— ACTION ITEM —
For the data below, give the number of lines containing "Google" and nothing more.

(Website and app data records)
-*-

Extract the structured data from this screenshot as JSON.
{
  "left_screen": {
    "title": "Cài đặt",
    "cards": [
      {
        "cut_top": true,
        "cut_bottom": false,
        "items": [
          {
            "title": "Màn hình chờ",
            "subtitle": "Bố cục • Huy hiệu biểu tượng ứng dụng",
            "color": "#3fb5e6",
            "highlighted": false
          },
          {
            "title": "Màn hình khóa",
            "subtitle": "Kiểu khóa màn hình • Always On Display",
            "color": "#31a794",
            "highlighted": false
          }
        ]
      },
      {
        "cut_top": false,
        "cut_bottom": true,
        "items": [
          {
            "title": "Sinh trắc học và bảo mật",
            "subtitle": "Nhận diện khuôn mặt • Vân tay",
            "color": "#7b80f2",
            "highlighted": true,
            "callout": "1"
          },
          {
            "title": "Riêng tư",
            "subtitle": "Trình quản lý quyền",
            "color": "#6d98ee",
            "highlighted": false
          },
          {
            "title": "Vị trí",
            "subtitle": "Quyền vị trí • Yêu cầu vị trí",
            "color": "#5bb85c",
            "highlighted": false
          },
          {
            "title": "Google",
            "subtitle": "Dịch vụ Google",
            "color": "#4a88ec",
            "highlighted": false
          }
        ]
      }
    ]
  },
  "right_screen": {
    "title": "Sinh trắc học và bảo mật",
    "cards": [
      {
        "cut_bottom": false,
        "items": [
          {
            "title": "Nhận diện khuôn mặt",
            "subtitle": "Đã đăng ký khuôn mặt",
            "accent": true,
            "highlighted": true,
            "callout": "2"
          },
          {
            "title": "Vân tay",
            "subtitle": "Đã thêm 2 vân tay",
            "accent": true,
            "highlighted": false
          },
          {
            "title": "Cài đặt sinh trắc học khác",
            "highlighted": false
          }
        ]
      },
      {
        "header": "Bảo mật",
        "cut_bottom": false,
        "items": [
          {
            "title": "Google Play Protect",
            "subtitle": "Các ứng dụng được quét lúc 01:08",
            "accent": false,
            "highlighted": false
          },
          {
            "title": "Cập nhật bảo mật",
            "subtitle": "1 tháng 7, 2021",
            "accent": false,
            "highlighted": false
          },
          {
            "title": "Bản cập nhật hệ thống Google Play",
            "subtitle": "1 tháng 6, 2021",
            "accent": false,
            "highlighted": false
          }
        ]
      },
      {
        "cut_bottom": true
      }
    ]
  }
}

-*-

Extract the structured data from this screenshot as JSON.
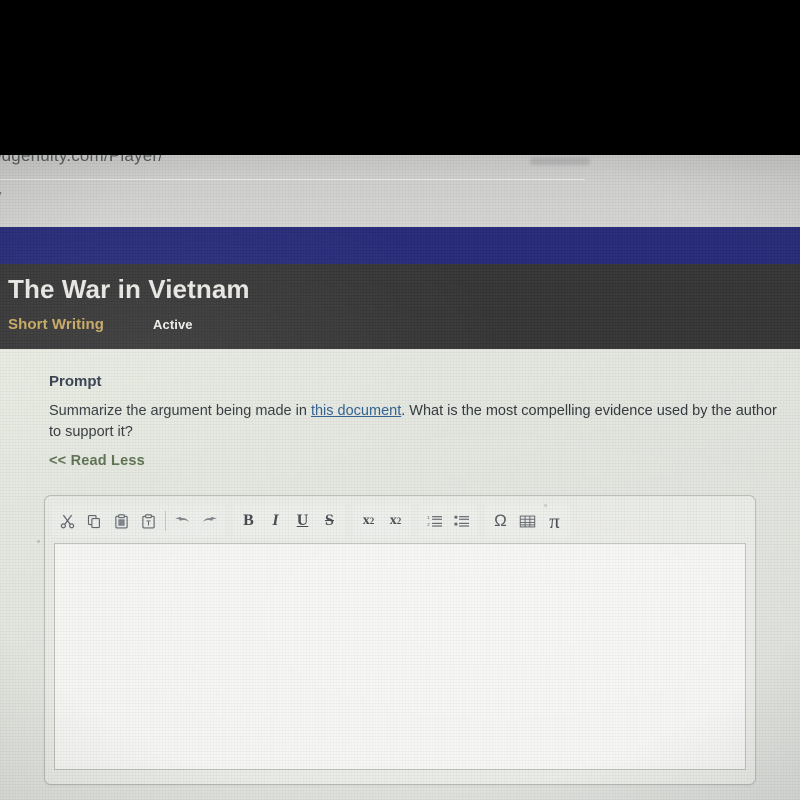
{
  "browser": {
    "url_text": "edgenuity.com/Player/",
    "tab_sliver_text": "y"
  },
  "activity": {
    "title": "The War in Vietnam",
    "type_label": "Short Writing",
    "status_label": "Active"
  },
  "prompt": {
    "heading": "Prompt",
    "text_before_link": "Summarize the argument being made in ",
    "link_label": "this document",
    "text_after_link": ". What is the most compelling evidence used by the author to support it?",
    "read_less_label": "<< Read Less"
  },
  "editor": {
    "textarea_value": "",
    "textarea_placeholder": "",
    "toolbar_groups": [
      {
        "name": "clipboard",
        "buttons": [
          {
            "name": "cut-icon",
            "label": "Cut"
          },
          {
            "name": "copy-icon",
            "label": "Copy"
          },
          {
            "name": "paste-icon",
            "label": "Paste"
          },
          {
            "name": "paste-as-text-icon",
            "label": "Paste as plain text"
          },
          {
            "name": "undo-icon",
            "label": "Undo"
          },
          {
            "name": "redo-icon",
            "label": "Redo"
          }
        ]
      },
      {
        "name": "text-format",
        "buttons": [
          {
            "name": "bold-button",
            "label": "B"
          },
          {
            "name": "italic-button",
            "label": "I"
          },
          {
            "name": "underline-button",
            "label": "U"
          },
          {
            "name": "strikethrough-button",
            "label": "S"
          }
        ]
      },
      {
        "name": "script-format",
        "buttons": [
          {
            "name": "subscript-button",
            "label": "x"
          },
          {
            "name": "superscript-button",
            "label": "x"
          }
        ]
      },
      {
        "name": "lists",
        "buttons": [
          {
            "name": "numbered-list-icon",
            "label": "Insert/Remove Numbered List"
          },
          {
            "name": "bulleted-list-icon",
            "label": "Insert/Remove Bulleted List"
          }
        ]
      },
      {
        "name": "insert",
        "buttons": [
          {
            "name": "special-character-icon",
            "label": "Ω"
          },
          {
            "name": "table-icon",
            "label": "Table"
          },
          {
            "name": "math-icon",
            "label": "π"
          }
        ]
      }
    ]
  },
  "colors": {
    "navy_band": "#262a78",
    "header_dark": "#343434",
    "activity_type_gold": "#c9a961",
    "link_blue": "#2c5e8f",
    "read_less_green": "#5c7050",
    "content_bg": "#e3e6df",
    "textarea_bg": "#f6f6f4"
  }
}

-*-

— RESPONSE TO THIS EXERCISE —
4